**What is expected:** Every entry below is to be returned unchanged. Images are not part of the copy.

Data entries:
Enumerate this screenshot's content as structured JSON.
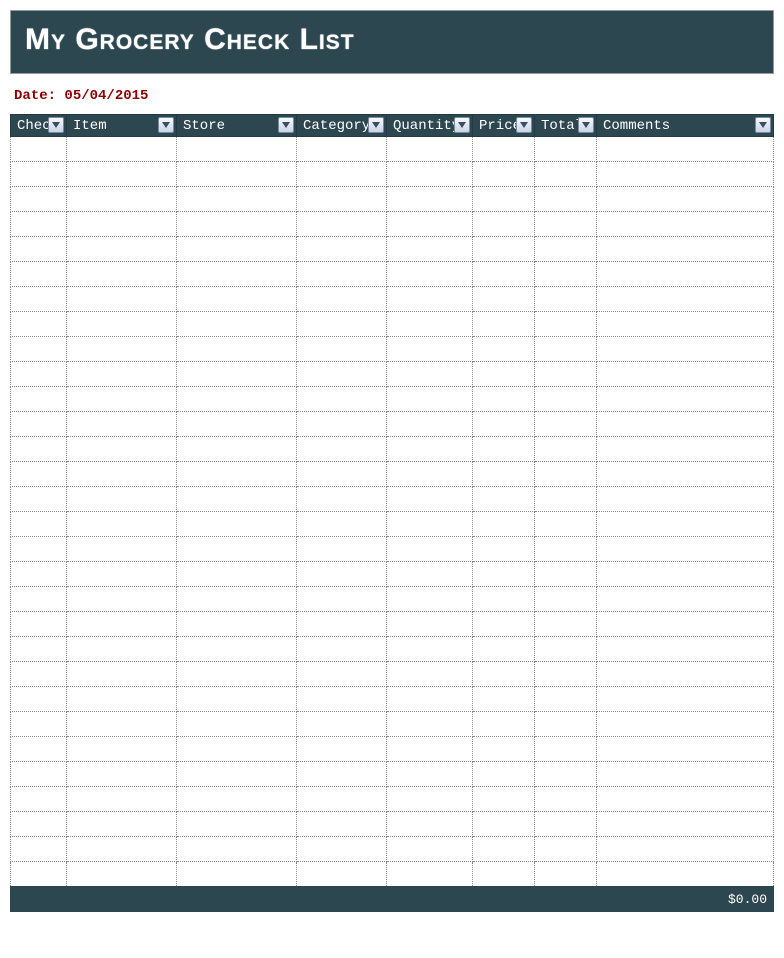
{
  "header": {
    "title": "My Grocery Check List"
  },
  "meta": {
    "date_label": "Date:",
    "date_value": "05/04/2015"
  },
  "table": {
    "columns": [
      {
        "key": "check",
        "label": "Check"
      },
      {
        "key": "item",
        "label": "Item"
      },
      {
        "key": "store",
        "label": "Store"
      },
      {
        "key": "category",
        "label": "Category"
      },
      {
        "key": "quantity",
        "label": "Quantity"
      },
      {
        "key": "price",
        "label": "Price"
      },
      {
        "key": "total",
        "label": "Total"
      },
      {
        "key": "comments",
        "label": "Comments"
      }
    ],
    "row_count": 30,
    "footer_total": "$0.00"
  }
}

**Written response:**
Enumerate this screenshot's content as structured JSON.
{
  "header": {
    "title": "My Grocery Check List"
  },
  "meta": {
    "date_label": "Date:",
    "date_value": "05/04/2015"
  },
  "table": {
    "columns": [
      {
        "key": "check",
        "label": "Check"
      },
      {
        "key": "item",
        "label": "Item"
      },
      {
        "key": "store",
        "label": "Store"
      },
      {
        "key": "category",
        "label": "Category"
      },
      {
        "key": "quantity",
        "label": "Quantity"
      },
      {
        "key": "price",
        "label": "Price"
      },
      {
        "key": "total",
        "label": "Total"
      },
      {
        "key": "comments",
        "label": "Comments"
      }
    ],
    "row_count": 30,
    "footer_total": "$0.00"
  }
}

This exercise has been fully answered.